Starting at the top line and ending at the bottom one, repeat the entries exactly and drop every picture.
[DATASET EXTRACT — start]
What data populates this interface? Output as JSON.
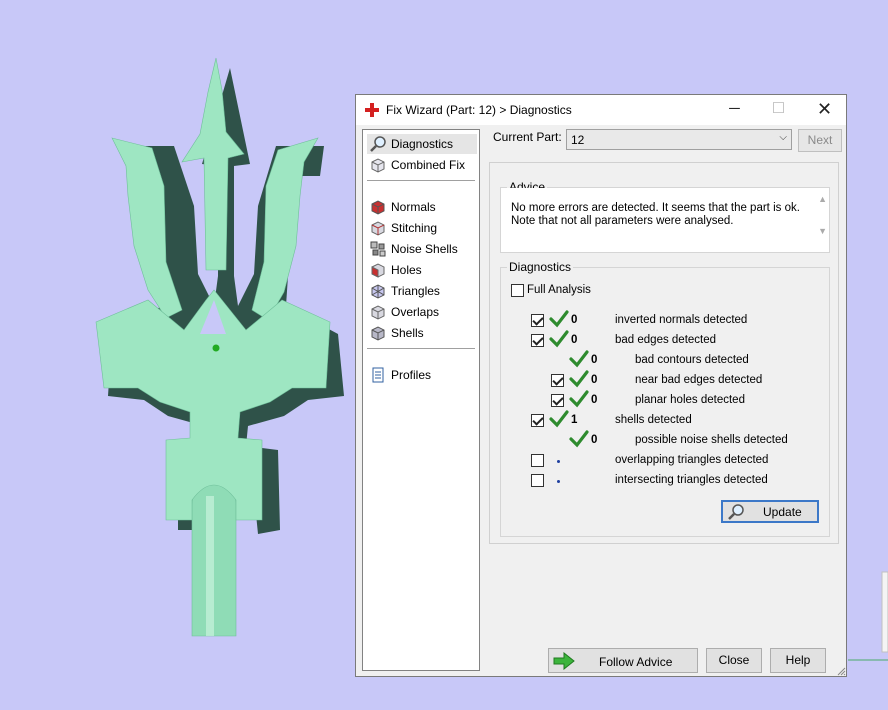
{
  "window": {
    "title": "Fix Wizard (Part: 12) > Diagnostics",
    "minimize_symbol": "─",
    "maximize_symbol": "☐",
    "close_symbol": "✕"
  },
  "nav": {
    "items": [
      {
        "label": "Diagnostics",
        "icon": "magnifier-icon"
      },
      {
        "label": "Combined Fix",
        "icon": "cube-icon"
      },
      {
        "label": "Normals",
        "icon": "cube-red-icon"
      },
      {
        "label": "Stitching",
        "icon": "stitching-icon"
      },
      {
        "label": "Noise Shells",
        "icon": "noise-shells-icon"
      },
      {
        "label": "Holes",
        "icon": "holes-icon"
      },
      {
        "label": "Triangles",
        "icon": "triangles-icon"
      },
      {
        "label": "Overlaps",
        "icon": "overlaps-icon"
      },
      {
        "label": "Shells",
        "icon": "shells-icon"
      },
      {
        "label": "Profiles",
        "icon": "profile-icon"
      }
    ]
  },
  "header": {
    "current_part_label": "Current Part:",
    "current_part_value": "12",
    "next_label": "Next"
  },
  "advice": {
    "title": "Advice",
    "text": "No more errors are detected. It seems that the part is ok.\nNote that not all parameters were analysed."
  },
  "diagnostics": {
    "title": "Diagnostics",
    "full_analysis_label": "Full Analysis",
    "full_analysis_checked": false,
    "rows": [
      {
        "checkbox": true,
        "checked": true,
        "status": "ok",
        "count": "0",
        "label": "inverted normals detected",
        "indent": 0
      },
      {
        "checkbox": true,
        "checked": true,
        "status": "ok",
        "count": "0",
        "label": "bad edges detected",
        "indent": 0
      },
      {
        "checkbox": false,
        "checked": false,
        "status": "ok",
        "count": "0",
        "label": "bad contours detected",
        "indent": 1
      },
      {
        "checkbox": true,
        "checked": true,
        "status": "ok",
        "count": "0",
        "label": "near bad edges detected",
        "indent": 1
      },
      {
        "checkbox": true,
        "checked": true,
        "status": "ok",
        "count": "0",
        "label": "planar holes detected",
        "indent": 1
      },
      {
        "checkbox": true,
        "checked": true,
        "status": "ok",
        "count": "1",
        "label": "shells detected",
        "indent": 0
      },
      {
        "checkbox": false,
        "checked": false,
        "status": "ok",
        "count": "0",
        "label": "possible noise shells detected",
        "indent": 1
      },
      {
        "checkbox": true,
        "checked": false,
        "status": "none",
        "count": "",
        "label": "overlapping triangles detected",
        "indent": 0
      },
      {
        "checkbox": true,
        "checked": false,
        "status": "none",
        "count": "",
        "label": "intersecting triangles detected",
        "indent": 0
      }
    ],
    "update_label": "Update"
  },
  "footer": {
    "follow_advice_label": "Follow Advice",
    "close_label": "Close",
    "help_label": "Help"
  },
  "colors": {
    "viewport_bg": "#c8c8f8",
    "model_fill": "#9ee6c2",
    "model_shadow": "#2f5249",
    "check_green": "#2e8b2e",
    "accent_red": "#d42020"
  }
}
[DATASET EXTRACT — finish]
§ **EXERCISE SOLUTION**
What data populates this interface? Output as JSON.
{
  "window": {
    "title": "Fix Wizard (Part: 12) > Diagnostics",
    "minimize_symbol": "─",
    "maximize_symbol": "☐",
    "close_symbol": "✕"
  },
  "nav": {
    "items": [
      {
        "label": "Diagnostics",
        "icon": "magnifier-icon"
      },
      {
        "label": "Combined Fix",
        "icon": "cube-icon"
      },
      {
        "label": "Normals",
        "icon": "cube-red-icon"
      },
      {
        "label": "Stitching",
        "icon": "stitching-icon"
      },
      {
        "label": "Noise Shells",
        "icon": "noise-shells-icon"
      },
      {
        "label": "Holes",
        "icon": "holes-icon"
      },
      {
        "label": "Triangles",
        "icon": "triangles-icon"
      },
      {
        "label": "Overlaps",
        "icon": "overlaps-icon"
      },
      {
        "label": "Shells",
        "icon": "shells-icon"
      },
      {
        "label": "Profiles",
        "icon": "profile-icon"
      }
    ]
  },
  "header": {
    "current_part_label": "Current Part:",
    "current_part_value": "12",
    "next_label": "Next"
  },
  "advice": {
    "title": "Advice",
    "text": "No more errors are detected. It seems that the part is ok.\nNote that not all parameters were analysed."
  },
  "diagnostics": {
    "title": "Diagnostics",
    "full_analysis_label": "Full Analysis",
    "full_analysis_checked": false,
    "rows": [
      {
        "checkbox": true,
        "checked": true,
        "status": "ok",
        "count": "0",
        "label": "inverted normals detected",
        "indent": 0
      },
      {
        "checkbox": true,
        "checked": true,
        "status": "ok",
        "count": "0",
        "label": "bad edges detected",
        "indent": 0
      },
      {
        "checkbox": false,
        "checked": false,
        "status": "ok",
        "count": "0",
        "label": "bad contours detected",
        "indent": 1
      },
      {
        "checkbox": true,
        "checked": true,
        "status": "ok",
        "count": "0",
        "label": "near bad edges detected",
        "indent": 1
      },
      {
        "checkbox": true,
        "checked": true,
        "status": "ok",
        "count": "0",
        "label": "planar holes detected",
        "indent": 1
      },
      {
        "checkbox": true,
        "checked": true,
        "status": "ok",
        "count": "1",
        "label": "shells detected",
        "indent": 0
      },
      {
        "checkbox": false,
        "checked": false,
        "status": "ok",
        "count": "0",
        "label": "possible noise shells detected",
        "indent": 1
      },
      {
        "checkbox": true,
        "checked": false,
        "status": "none",
        "count": "",
        "label": "overlapping triangles detected",
        "indent": 0
      },
      {
        "checkbox": true,
        "checked": false,
        "status": "none",
        "count": "",
        "label": "intersecting triangles detected",
        "indent": 0
      }
    ],
    "update_label": "Update"
  },
  "footer": {
    "follow_advice_label": "Follow Advice",
    "close_label": "Close",
    "help_label": "Help"
  },
  "colors": {
    "viewport_bg": "#c8c8f8",
    "model_fill": "#9ee6c2",
    "model_shadow": "#2f5249",
    "check_green": "#2e8b2e",
    "accent_red": "#d42020"
  }
}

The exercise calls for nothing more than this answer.